* _ASSIGNMENT_
Check each line of the listing below for the string "label", and copy the ones that have it.

* _PROVIDED RECORDS_
——————————
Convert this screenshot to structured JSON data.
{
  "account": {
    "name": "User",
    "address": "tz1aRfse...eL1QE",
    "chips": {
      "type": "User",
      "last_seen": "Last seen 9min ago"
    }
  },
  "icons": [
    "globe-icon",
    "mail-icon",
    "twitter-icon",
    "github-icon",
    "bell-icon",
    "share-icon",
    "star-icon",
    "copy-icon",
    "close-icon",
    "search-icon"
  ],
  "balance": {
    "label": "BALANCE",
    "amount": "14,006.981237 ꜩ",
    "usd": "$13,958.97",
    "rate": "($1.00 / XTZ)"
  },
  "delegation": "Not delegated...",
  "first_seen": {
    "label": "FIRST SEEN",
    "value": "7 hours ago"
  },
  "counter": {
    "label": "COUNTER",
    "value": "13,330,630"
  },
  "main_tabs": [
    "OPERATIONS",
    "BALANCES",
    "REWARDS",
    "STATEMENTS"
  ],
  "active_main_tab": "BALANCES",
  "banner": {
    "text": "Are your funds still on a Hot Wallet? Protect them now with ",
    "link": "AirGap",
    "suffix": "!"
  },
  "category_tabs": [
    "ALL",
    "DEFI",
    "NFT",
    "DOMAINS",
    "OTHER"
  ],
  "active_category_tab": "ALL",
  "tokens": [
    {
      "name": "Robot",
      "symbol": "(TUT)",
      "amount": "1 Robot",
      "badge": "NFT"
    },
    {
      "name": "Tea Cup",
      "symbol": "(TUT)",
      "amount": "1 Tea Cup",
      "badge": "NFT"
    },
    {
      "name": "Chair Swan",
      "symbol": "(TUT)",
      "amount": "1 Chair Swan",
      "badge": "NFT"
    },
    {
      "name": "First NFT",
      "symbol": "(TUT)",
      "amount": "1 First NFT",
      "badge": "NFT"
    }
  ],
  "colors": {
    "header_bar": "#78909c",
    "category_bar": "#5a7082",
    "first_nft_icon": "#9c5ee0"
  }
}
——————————
* _OUTPUT_
    "label": "BALANCE",
    "label": "FIRST SEEN",
    "label": "COUNTER",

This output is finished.